What is guerrilla testing
This is also sometimes referred to as the “Starbucks” testing method. But, for copyright purposes let’s stick with calling it guerrilla testing.
Guerrilla testing is a fast and low cost method of usability testing, where you take a prototype to a public place and ask people in your target market questions and go through the prototype to see how they interact and respond.
This tactic has long been in the usability designers toolbox, and product managers need to be mindful for when they should use this tactic and when to look elsewhere.
Let’s take an example to illustrate this method further. Let’s say you want to build a new app that curates content from various news sources and turns it into audio for commuters listening. You might have a napkin drawing of the app, and a list of the key features. To guerrilla test this you’d want to hop on a train with a bunch of commuters and talk to them about the app. Show the commuters the napkin and walk them through how the app would work. Solicit feedback. Would they use it? What would be their key features? What else would they want to add? These are the sorts of questions that will bring in great feedback and give you early direction. By leveraging guerrilla tactics and going to your target market early you can see if your idea holds weight with your target market and get direction on what to build first before you invest any time in building at all.

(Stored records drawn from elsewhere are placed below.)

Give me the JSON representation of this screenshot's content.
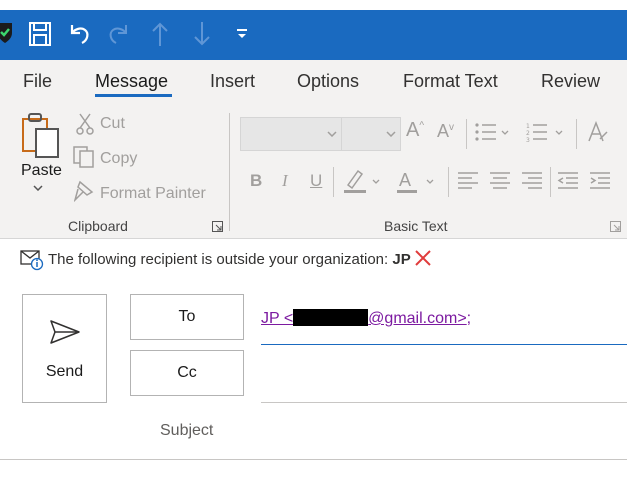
{
  "quick_access": {
    "icons": [
      "shield-check-icon",
      "save-icon",
      "undo-icon",
      "redo-icon",
      "up-arrow-icon",
      "down-arrow-icon",
      "customize-toolbar-icon"
    ]
  },
  "tabs": [
    {
      "label": "File"
    },
    {
      "label": "Message"
    },
    {
      "label": "Insert"
    },
    {
      "label": "Options"
    },
    {
      "label": "Format Text"
    },
    {
      "label": "Review"
    }
  ],
  "ribbon": {
    "clipboard": {
      "paste": "Paste",
      "cut": "Cut",
      "copy": "Copy",
      "format_painter": "Format Painter",
      "group_label": "Clipboard"
    },
    "basic_text": {
      "bold": "B",
      "italic": "I",
      "underline": "U",
      "font_color": "A",
      "group_label": "Basic Text"
    }
  },
  "infobar": {
    "text": "The following recipient is outside your organization: ",
    "name": "JP"
  },
  "compose": {
    "send": "Send",
    "to": "To",
    "cc": "Cc",
    "subject": "Subject",
    "recipient_prefix": "JP <",
    "recipient_suffix": "@gmail.com>",
    "recipient_sep": ";"
  },
  "colors": {
    "accent": "#1a6ac0",
    "link": "#7c1aa0",
    "warning": "#e03c3c"
  }
}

How to use guerrilla testing
This test methodology has some obvious flaws. There’s a big sampling bias issue where even if the 10 or so people you speak with all agree on something they can be an anomaly in your market, and not representative of the group as a whole. There’s also the danger of over explaining the app, since it isn’t built, and thereby shaping the responses that are colored by the person asking the questions. And lastly, it can be hard to control for other environmental variables when you’re “out in the wild” so all kinds of factors may end up having inadvertent effects on your testing. For example, gloomy weather could make people skew negative that day.
Despite the above challenges, there’s no doubt that guerrilla testing has a time and place. It’s cheap, fast, and can be done early in the product ideation process. It should be used to help you get quick reactions and see if your idea is something that the market will be interested in. Leverage people’s reactions, good or bad, by understanding how the product or service may fit into your user’s everyday life and getting a pulse on what features will be important in your MVP.
Additional reading on Guerrilla testing